*** Opening of Exercise material ***

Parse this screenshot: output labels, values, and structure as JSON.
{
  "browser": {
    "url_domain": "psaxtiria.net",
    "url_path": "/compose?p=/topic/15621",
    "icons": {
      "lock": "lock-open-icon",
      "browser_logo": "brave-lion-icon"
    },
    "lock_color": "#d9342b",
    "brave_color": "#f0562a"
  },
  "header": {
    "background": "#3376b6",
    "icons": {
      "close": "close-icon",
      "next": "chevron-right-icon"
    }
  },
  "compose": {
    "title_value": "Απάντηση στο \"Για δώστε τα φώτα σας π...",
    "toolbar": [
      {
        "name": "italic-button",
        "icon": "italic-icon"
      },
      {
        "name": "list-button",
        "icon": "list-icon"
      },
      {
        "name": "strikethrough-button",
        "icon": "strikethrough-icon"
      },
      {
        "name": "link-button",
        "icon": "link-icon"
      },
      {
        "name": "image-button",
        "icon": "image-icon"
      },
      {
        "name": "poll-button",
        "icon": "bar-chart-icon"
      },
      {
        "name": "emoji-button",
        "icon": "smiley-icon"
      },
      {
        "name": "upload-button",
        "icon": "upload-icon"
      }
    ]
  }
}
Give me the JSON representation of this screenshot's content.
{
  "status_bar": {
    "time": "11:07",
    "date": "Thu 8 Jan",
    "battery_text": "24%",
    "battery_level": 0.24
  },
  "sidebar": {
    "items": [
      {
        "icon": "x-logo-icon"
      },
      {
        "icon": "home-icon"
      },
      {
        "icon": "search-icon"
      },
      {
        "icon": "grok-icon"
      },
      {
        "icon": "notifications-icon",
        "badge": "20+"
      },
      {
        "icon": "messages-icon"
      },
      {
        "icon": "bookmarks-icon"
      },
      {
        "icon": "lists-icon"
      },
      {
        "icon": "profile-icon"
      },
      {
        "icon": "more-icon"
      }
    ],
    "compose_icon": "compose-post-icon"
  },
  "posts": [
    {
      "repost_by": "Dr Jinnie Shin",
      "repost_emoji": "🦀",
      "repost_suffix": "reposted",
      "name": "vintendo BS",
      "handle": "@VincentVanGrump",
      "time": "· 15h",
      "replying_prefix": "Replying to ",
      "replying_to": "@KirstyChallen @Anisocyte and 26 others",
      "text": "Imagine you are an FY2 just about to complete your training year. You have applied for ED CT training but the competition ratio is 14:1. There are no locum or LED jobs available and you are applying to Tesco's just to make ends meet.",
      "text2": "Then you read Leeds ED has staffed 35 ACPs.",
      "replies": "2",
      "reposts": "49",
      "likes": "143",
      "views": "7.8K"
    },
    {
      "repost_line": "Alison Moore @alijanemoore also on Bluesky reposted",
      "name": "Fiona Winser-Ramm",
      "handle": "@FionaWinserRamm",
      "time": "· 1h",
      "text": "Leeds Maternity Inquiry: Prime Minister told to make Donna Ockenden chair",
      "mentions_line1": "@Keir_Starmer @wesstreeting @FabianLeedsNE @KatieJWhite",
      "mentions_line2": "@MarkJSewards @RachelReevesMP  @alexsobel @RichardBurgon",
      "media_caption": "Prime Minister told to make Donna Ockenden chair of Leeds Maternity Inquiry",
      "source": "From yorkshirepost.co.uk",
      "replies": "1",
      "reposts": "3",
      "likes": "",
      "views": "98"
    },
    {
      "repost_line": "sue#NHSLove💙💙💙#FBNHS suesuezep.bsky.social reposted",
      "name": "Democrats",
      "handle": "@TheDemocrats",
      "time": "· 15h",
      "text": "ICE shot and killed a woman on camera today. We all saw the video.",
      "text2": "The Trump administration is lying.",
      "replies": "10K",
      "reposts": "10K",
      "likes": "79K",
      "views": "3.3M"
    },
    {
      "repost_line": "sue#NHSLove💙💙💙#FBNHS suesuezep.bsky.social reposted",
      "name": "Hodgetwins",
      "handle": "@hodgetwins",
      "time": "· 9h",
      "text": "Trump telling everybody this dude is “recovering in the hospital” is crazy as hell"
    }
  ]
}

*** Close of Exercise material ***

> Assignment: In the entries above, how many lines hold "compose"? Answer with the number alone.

> Task solution: 3